In 2018, we coordinated services for over 300,000 children and their families through 21 programs in Eswatini, Malawi, Mozambique, Uganda, Tanzania, and Zimbabwe.

  • We expanded our comprehensive programming to Malawi. Through the Essential Gender-Based Violence Services and Prevention project, we are working with schools and communities to strengthen prevention and response measures to school violence, early marriage, and school drop out.
  • In November, we celebrated the completion of the Vana Bantwana program in Zimbabwe, which successfully reached over 600,000 orphans and vulnerable children (OVC) over 6 years with comprehensive, layered services that mitigated the impact of HIV and increased resilience. We delivered an integrated approach that strengthened community, district, and national systems in the areas of health, education, child protection, economic strengthening, gender-based violence, and youth and livelihoods.
  • We are leveraging technology to reach vulnerable youth and their families. In Uganda, a Closed User Group in-service phone network improves response and service delivery around critical child protection issues. In Eswatini, a mobile-based technology program builds digital literacy while delivering life skills and protective assets curricula to empower girls to navigate challenging gender norms and link them to resources.

Our programs reached over 66,955 adolescent girls and young women. 

Our evidence-based programs provided access to services to prevent and mitigate the impact of HIV infection among adolescents, including sexual and reproductive health services including HIV-testing and ART adherence, gender-based violence prevention and response, life skills and HIV prevention education, access to HIV-testing, and age-appropriate parenting skills to enhance parent-child relationships, and communication and curb infant stunting across the first 1,000 days of life.

We reached 38,599 adolescent girls and young women with sexual and reproductive health programming. We have integrated HIV and GBV prevention scenarios into the curriculum to facilitate discussion around sensitive topics of sexual abuse, gender-based violence and HIV prevention for adolescent girls and boys using vignettes and role plays.


In 2018, Bantwana supported 16,163 adolescent girls and young women to stay in school. Graphic by Danielle Fortin.
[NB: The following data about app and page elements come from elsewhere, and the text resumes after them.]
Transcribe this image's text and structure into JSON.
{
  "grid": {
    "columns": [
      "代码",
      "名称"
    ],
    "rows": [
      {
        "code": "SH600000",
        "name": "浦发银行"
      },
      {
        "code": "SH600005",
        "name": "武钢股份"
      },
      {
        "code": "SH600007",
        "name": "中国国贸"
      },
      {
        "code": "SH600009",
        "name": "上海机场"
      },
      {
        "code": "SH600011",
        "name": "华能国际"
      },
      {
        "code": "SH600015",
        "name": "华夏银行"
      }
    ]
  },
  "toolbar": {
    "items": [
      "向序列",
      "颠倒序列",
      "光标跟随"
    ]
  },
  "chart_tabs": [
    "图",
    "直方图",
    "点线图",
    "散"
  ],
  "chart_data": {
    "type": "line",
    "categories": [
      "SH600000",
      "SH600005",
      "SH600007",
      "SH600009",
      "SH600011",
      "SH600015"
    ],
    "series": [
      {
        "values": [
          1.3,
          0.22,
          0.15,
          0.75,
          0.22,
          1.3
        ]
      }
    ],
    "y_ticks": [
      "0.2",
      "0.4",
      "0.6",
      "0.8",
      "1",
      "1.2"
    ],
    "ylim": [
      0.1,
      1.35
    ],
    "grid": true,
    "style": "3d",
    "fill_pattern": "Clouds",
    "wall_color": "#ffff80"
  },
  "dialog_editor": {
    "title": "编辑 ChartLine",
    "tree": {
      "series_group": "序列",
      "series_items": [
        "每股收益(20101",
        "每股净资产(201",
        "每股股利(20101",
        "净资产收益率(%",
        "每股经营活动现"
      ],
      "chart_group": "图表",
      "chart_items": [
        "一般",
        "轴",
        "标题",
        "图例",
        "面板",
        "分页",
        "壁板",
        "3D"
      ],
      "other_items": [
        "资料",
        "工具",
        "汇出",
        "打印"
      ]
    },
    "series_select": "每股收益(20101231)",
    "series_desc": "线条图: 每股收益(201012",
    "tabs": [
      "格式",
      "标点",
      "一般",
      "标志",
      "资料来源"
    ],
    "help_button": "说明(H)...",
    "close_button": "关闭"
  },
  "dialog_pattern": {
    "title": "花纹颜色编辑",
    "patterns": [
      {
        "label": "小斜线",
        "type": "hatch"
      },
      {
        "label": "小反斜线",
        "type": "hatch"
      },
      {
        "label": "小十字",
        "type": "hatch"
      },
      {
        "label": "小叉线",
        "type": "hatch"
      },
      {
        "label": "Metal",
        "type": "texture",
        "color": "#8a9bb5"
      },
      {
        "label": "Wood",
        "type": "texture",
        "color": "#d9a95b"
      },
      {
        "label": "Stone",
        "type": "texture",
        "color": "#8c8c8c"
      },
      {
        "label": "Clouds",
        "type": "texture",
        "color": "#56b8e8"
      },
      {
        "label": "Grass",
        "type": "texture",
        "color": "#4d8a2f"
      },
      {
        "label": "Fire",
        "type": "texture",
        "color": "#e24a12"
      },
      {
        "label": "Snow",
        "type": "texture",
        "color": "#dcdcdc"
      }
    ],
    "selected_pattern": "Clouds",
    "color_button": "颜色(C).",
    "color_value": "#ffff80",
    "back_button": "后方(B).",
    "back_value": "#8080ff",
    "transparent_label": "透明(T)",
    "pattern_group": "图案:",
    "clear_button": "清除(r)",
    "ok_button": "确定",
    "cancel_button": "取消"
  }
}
We supported 16,163 adolescent girls and young women to stay in school. Our programs improve enrollment and retention in formal secondary school and alternative education pathways for adolescents who have left school. We established Early Warning Systems in schools and communities in Eswatini and Zimbabwe to prevent school drop-out.

In 2018, Bantwana trained over 47,600 adolescent girls and young women to build their protective social assets. Graphic by Danielle Fortin.

We trained over 47,600 adolescent girls and young women to build their protective and social assets through mentoring programs, and youth clubs. We also provided entrepreneurship, vocational skills, and work readiness training, and supported savings and lending clubs to help develop financial literacy and employment preparation for young men and women.

In 2018, Bantwana provided 7,851 teen moms with early childhood development services. Graphic by Danielle Fortin.

We provided 7,851 teen mothers with early childhood development training. In Zimbabwe, Eswatini, and Tanzania, our out-of-school study group model provided alternative education and layered services including early childhood education stimulation training to adolescent mothers.  We provide early childhood strengthening and parenting sessions at continuing education centers for teen mothers and their babies.

In 2018, Bantwana reached 34,165 care givers with positive parenting education. Graphic by Danielle Fortin.

We reached over 34,165 caregivers of adolescents with positive parenting education. In Uganda, we reached over 19,000 families with parenting training to improve functional competencies of caregivers, reduce the risk of violence against children, and improve child wellbeing.


As we move forward into 2019, we will continue developing innovative approaches in partnership with beneficiaries, communities, and government, developing capacity and strengthening systems to improve the wellbeing of vulnerable children and their caregivers and families affected by HIV and AIDS and poverty.